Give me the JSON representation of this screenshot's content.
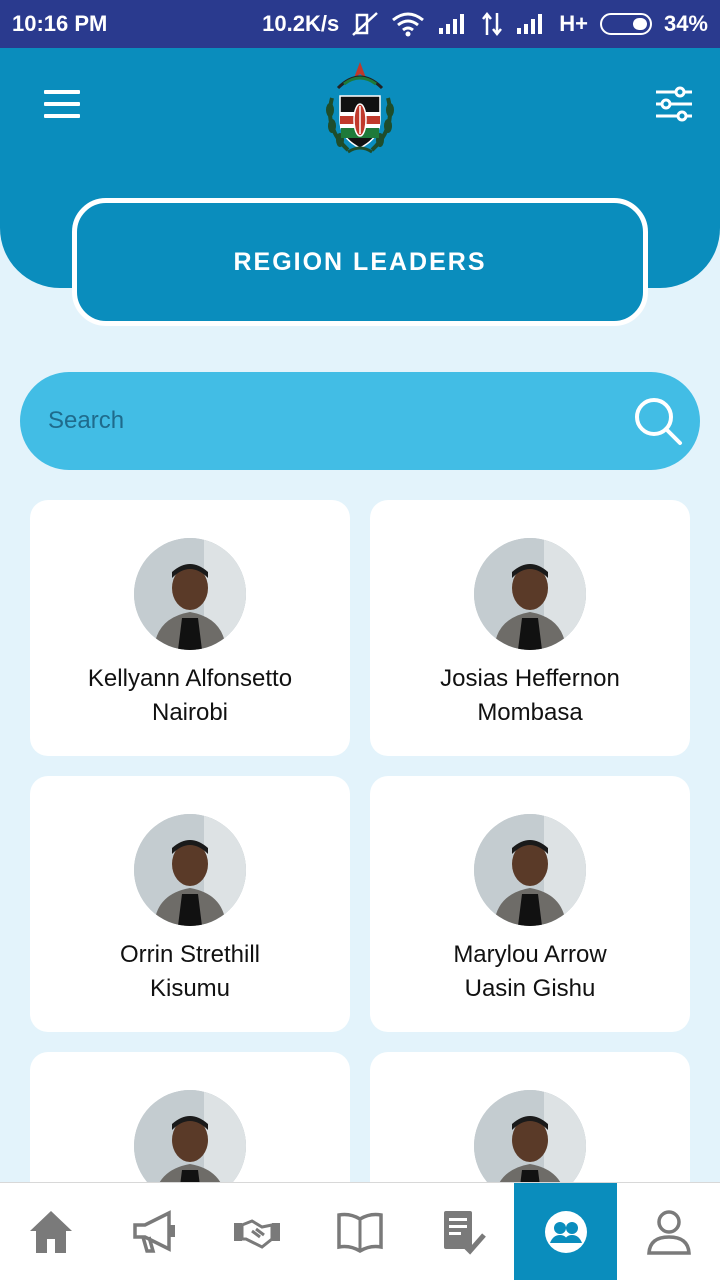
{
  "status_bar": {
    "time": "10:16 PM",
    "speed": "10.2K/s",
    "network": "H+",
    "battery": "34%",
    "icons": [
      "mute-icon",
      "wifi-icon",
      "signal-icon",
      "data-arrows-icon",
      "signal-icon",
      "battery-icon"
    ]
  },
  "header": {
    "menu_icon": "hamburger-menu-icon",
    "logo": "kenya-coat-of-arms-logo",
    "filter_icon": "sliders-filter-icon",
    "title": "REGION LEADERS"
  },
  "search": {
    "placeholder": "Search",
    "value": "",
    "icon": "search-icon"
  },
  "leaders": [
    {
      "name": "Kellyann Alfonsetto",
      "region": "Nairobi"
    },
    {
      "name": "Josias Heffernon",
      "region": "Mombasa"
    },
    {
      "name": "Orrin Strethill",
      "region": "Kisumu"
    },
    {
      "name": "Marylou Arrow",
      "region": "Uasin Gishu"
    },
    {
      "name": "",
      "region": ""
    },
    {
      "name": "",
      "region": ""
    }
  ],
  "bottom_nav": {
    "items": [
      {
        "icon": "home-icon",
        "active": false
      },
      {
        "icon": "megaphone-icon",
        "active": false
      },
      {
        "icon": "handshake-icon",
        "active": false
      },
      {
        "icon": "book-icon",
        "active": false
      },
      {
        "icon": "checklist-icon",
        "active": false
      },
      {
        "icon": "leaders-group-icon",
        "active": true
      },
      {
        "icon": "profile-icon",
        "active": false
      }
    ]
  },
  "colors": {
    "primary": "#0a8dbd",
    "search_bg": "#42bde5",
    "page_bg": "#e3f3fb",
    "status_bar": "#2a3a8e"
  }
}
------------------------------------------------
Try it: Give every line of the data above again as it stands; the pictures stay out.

Response to this exercise:
Give me the JSON representation of this screenshot's content.
{
  "status_bar": {
    "time": "10:16 PM",
    "speed": "10.2K/s",
    "network": "H+",
    "battery": "34%",
    "icons": [
      "mute-icon",
      "wifi-icon",
      "signal-icon",
      "data-arrows-icon",
      "signal-icon",
      "battery-icon"
    ]
  },
  "header": {
    "menu_icon": "hamburger-menu-icon",
    "logo": "kenya-coat-of-arms-logo",
    "filter_icon": "sliders-filter-icon",
    "title": "REGION LEADERS"
  },
  "search": {
    "placeholder": "Search",
    "value": "",
    "icon": "search-icon"
  },
  "leaders": [
    {
      "name": "Kellyann Alfonsetto",
      "region": "Nairobi"
    },
    {
      "name": "Josias Heffernon",
      "region": "Mombasa"
    },
    {
      "name": "Orrin Strethill",
      "region": "Kisumu"
    },
    {
      "name": "Marylou Arrow",
      "region": "Uasin Gishu"
    },
    {
      "name": "",
      "region": ""
    },
    {
      "name": "",
      "region": ""
    }
  ],
  "bottom_nav": {
    "items": [
      {
        "icon": "home-icon",
        "active": false
      },
      {
        "icon": "megaphone-icon",
        "active": false
      },
      {
        "icon": "handshake-icon",
        "active": false
      },
      {
        "icon": "book-icon",
        "active": false
      },
      {
        "icon": "checklist-icon",
        "active": false
      },
      {
        "icon": "leaders-group-icon",
        "active": true
      },
      {
        "icon": "profile-icon",
        "active": false
      }
    ]
  },
  "colors": {
    "primary": "#0a8dbd",
    "search_bg": "#42bde5",
    "page_bg": "#e3f3fb",
    "status_bar": "#2a3a8e"
  }
}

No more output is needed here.